- Opening Delimiter -

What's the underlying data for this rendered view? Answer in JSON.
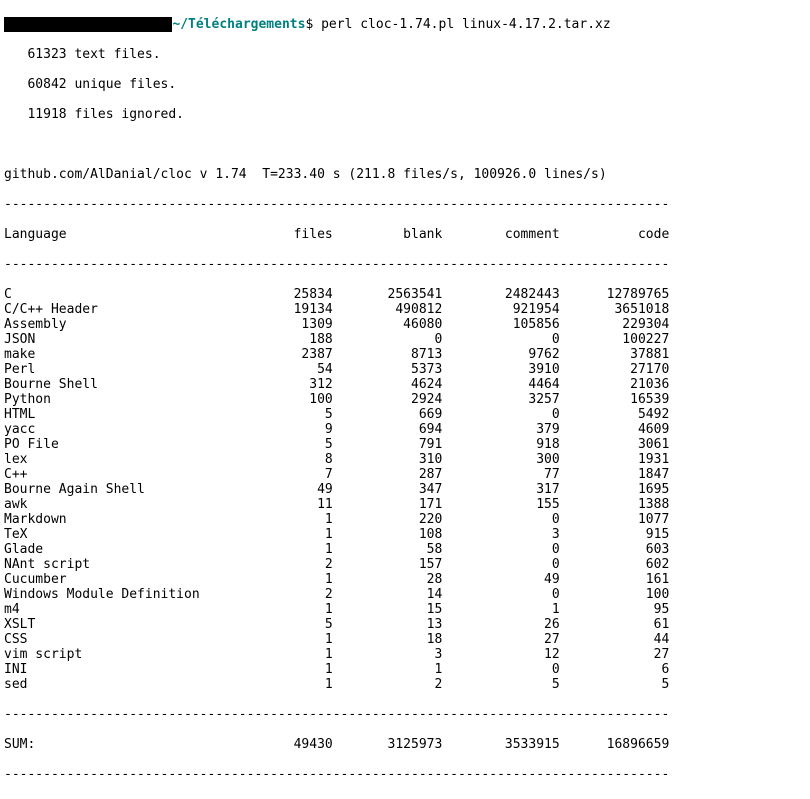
{
  "prompt": {
    "redacted": "xxxxxxxxxxxxxxxxxxxxx",
    "path": "~/Téléchargements",
    "dollar": "$",
    "command": "perl cloc-1.74.pl linux-4.17.2.tar.xz"
  },
  "preamble": {
    "line1": "   61323 text files.",
    "line2": "   60842 unique files.",
    "line3": "   11918 files ignored."
  },
  "meta_line": "github.com/AlDanial/cloc v 1.74  T=233.40 s (211.8 files/s, 100926.0 lines/s)",
  "header": {
    "language": "Language",
    "files": "files",
    "blank": "blank",
    "comment": "comment",
    "code": "code"
  },
  "rows": [
    {
      "language": "C",
      "files": "25834",
      "blank": "2563541",
      "comment": "2482443",
      "code": "12789765"
    },
    {
      "language": "C/C++ Header",
      "files": "19134",
      "blank": "490812",
      "comment": "921954",
      "code": "3651018"
    },
    {
      "language": "Assembly",
      "files": "1309",
      "blank": "46080",
      "comment": "105856",
      "code": "229304"
    },
    {
      "language": "JSON",
      "files": "188",
      "blank": "0",
      "comment": "0",
      "code": "100227"
    },
    {
      "language": "make",
      "files": "2387",
      "blank": "8713",
      "comment": "9762",
      "code": "37881"
    },
    {
      "language": "Perl",
      "files": "54",
      "blank": "5373",
      "comment": "3910",
      "code": "27170"
    },
    {
      "language": "Bourne Shell",
      "files": "312",
      "blank": "4624",
      "comment": "4464",
      "code": "21036"
    },
    {
      "language": "Python",
      "files": "100",
      "blank": "2924",
      "comment": "3257",
      "code": "16539"
    },
    {
      "language": "HTML",
      "files": "5",
      "blank": "669",
      "comment": "0",
      "code": "5492"
    },
    {
      "language": "yacc",
      "files": "9",
      "blank": "694",
      "comment": "379",
      "code": "4609"
    },
    {
      "language": "PO File",
      "files": "5",
      "blank": "791",
      "comment": "918",
      "code": "3061"
    },
    {
      "language": "lex",
      "files": "8",
      "blank": "310",
      "comment": "300",
      "code": "1931"
    },
    {
      "language": "C++",
      "files": "7",
      "blank": "287",
      "comment": "77",
      "code": "1847"
    },
    {
      "language": "Bourne Again Shell",
      "files": "49",
      "blank": "347",
      "comment": "317",
      "code": "1695"
    },
    {
      "language": "awk",
      "files": "11",
      "blank": "171",
      "comment": "155",
      "code": "1388"
    },
    {
      "language": "Markdown",
      "files": "1",
      "blank": "220",
      "comment": "0",
      "code": "1077"
    },
    {
      "language": "TeX",
      "files": "1",
      "blank": "108",
      "comment": "3",
      "code": "915"
    },
    {
      "language": "Glade",
      "files": "1",
      "blank": "58",
      "comment": "0",
      "code": "603"
    },
    {
      "language": "NAnt script",
      "files": "2",
      "blank": "157",
      "comment": "0",
      "code": "602"
    },
    {
      "language": "Cucumber",
      "files": "1",
      "blank": "28",
      "comment": "49",
      "code": "161"
    },
    {
      "language": "Windows Module Definition",
      "files": "2",
      "blank": "14",
      "comment": "0",
      "code": "100"
    },
    {
      "language": "m4",
      "files": "1",
      "blank": "15",
      "comment": "1",
      "code": "95"
    },
    {
      "language": "XSLT",
      "files": "5",
      "blank": "13",
      "comment": "26",
      "code": "61"
    },
    {
      "language": "CSS",
      "files": "1",
      "blank": "18",
      "comment": "27",
      "code": "44"
    },
    {
      "language": "vim script",
      "files": "1",
      "blank": "3",
      "comment": "12",
      "code": "27"
    },
    {
      "language": "INI",
      "files": "1",
      "blank": "1",
      "comment": "0",
      "code": "6"
    },
    {
      "language": "sed",
      "files": "1",
      "blank": "2",
      "comment": "5",
      "code": "5"
    }
  ],
  "sum": {
    "label": "SUM:",
    "files": "49430",
    "blank": "3125973",
    "comment": "3533915",
    "code": "16896659"
  },
  "divider": "-------------------------------------------------------------------------------------"
}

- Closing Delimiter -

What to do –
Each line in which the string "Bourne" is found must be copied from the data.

Written response –
      "language": "Bourne Shell",
      "language": "Bourne Again Shell",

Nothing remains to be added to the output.